= Listed records =
★ ★ ★ ★ ★

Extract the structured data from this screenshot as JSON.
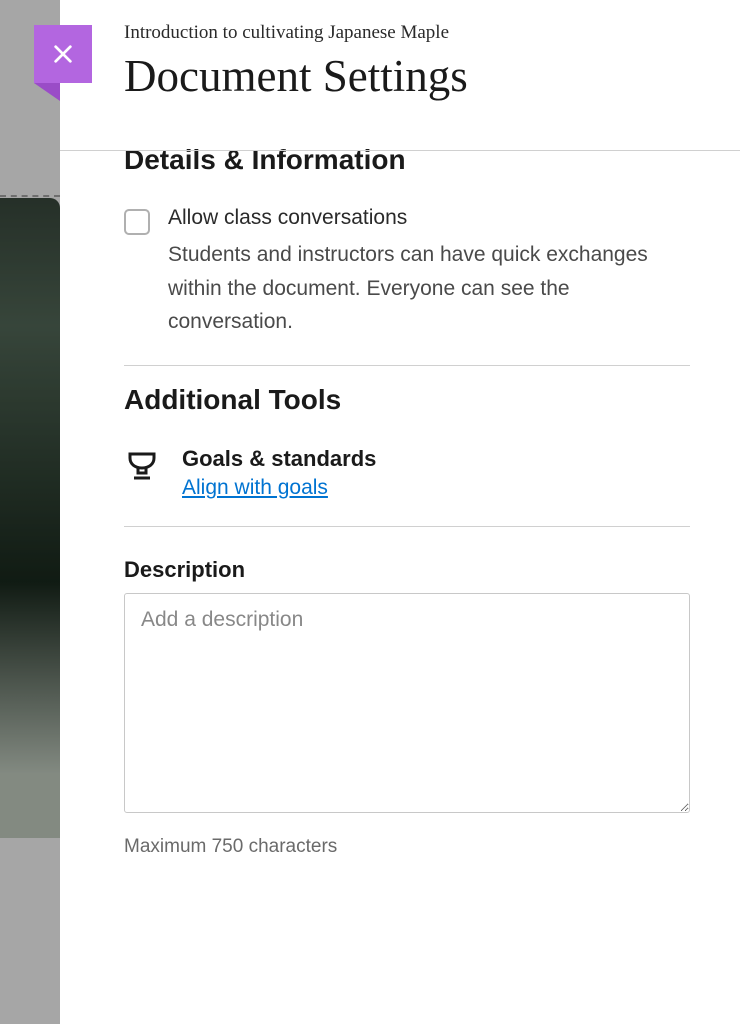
{
  "header": {
    "breadcrumb": "Introduction to cultivating Japanese Maple",
    "title": "Document Settings"
  },
  "sections": {
    "details": {
      "heading": "Details & Information",
      "allow_conversations": {
        "checked": false,
        "label": "Allow class conversations",
        "description": "Students and instructors can have quick exchanges within the document. Everyone can see the conversation."
      }
    },
    "tools": {
      "heading": "Additional Tools",
      "goals": {
        "title": "Goals & standards",
        "link_label": "Align with goals"
      }
    },
    "description": {
      "label": "Description",
      "placeholder": "Add a description",
      "value": "",
      "helper": "Maximum 750 characters"
    }
  }
}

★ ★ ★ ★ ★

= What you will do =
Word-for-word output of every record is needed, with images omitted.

= Response to the exercise =
Extract the structured data from this screenshot as JSON.
{
  "header": {
    "breadcrumb": "Introduction to cultivating Japanese Maple",
    "title": "Document Settings"
  },
  "sections": {
    "details": {
      "heading": "Details & Information",
      "allow_conversations": {
        "checked": false,
        "label": "Allow class conversations",
        "description": "Students and instructors can have quick exchanges within the document. Everyone can see the conversation."
      }
    },
    "tools": {
      "heading": "Additional Tools",
      "goals": {
        "title": "Goals & standards",
        "link_label": "Align with goals"
      }
    },
    "description": {
      "label": "Description",
      "placeholder": "Add a description",
      "value": "",
      "helper": "Maximum 750 characters"
    }
  }
}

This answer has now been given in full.